As a board member, Riley is in one of those positions where his every word during meetings and much of his activities outside can be scrutinized by the public. He is, after all, a public figure. While some of us (not this writer, however) may call in sick to work and then head to the beach or ski slopes, Riley can't do that as easily. One person likened his going to the meeting with the Victor Valley's Republican movers and shakers as playing hooky from work and going to a Dodger game, only to find your face broadcast to thousands of people on the Jumbotron.


Oops.


The pull to the Rove event is understandable. Like him or not, Rove is a larger-then-life figure who will certainly go down in U.S. history books as playing a pivotal role at a crucial time in our history. But Hesperia schools, which face a multi-million dollar budget deficit, are also at a crucial moment.

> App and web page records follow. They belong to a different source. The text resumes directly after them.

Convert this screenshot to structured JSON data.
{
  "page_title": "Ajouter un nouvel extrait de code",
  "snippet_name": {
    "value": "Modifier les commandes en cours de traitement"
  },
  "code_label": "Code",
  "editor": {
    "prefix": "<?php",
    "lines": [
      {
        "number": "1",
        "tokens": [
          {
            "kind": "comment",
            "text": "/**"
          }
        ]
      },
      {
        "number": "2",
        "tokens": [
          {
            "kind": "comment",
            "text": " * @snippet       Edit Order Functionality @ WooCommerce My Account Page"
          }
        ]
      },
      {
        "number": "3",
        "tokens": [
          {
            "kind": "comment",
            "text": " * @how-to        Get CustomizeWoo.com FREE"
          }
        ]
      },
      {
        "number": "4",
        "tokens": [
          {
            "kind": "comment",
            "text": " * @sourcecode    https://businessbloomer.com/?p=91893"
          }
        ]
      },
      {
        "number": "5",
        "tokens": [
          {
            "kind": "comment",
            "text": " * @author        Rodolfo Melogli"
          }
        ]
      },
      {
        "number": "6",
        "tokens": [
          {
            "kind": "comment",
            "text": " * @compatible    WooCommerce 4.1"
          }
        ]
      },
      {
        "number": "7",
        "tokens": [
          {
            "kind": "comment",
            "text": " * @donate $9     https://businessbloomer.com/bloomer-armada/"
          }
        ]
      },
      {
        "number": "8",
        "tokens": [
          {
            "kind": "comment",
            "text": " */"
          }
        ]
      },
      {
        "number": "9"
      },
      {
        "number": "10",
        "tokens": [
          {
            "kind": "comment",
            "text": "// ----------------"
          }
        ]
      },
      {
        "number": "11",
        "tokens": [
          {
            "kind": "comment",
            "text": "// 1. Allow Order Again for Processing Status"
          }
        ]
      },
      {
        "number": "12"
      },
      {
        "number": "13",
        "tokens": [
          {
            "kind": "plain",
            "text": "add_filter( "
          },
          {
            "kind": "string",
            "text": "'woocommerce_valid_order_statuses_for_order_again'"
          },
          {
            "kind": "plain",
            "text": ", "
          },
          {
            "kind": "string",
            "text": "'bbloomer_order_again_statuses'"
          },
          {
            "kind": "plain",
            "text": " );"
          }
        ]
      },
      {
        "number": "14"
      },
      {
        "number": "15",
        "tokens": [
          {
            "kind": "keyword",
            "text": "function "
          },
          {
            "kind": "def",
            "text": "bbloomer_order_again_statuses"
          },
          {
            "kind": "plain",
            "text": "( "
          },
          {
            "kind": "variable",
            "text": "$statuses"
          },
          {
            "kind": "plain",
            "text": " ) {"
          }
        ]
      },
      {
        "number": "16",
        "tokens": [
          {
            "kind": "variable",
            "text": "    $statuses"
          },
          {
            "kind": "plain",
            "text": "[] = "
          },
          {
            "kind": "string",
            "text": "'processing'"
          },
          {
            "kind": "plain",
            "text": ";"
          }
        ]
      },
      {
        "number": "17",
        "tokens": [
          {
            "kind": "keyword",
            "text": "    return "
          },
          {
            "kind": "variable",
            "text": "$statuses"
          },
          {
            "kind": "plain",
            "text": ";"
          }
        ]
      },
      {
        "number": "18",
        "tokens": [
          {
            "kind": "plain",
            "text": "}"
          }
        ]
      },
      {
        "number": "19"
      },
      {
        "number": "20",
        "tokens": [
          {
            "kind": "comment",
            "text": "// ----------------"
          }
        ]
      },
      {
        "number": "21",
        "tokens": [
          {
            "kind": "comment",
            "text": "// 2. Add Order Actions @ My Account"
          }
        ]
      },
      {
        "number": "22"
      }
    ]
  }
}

Riley probably should have let Rove mark his own history at the Victorville luncheon and be where his presence really mattered last week's school board meeting here in Hesperia.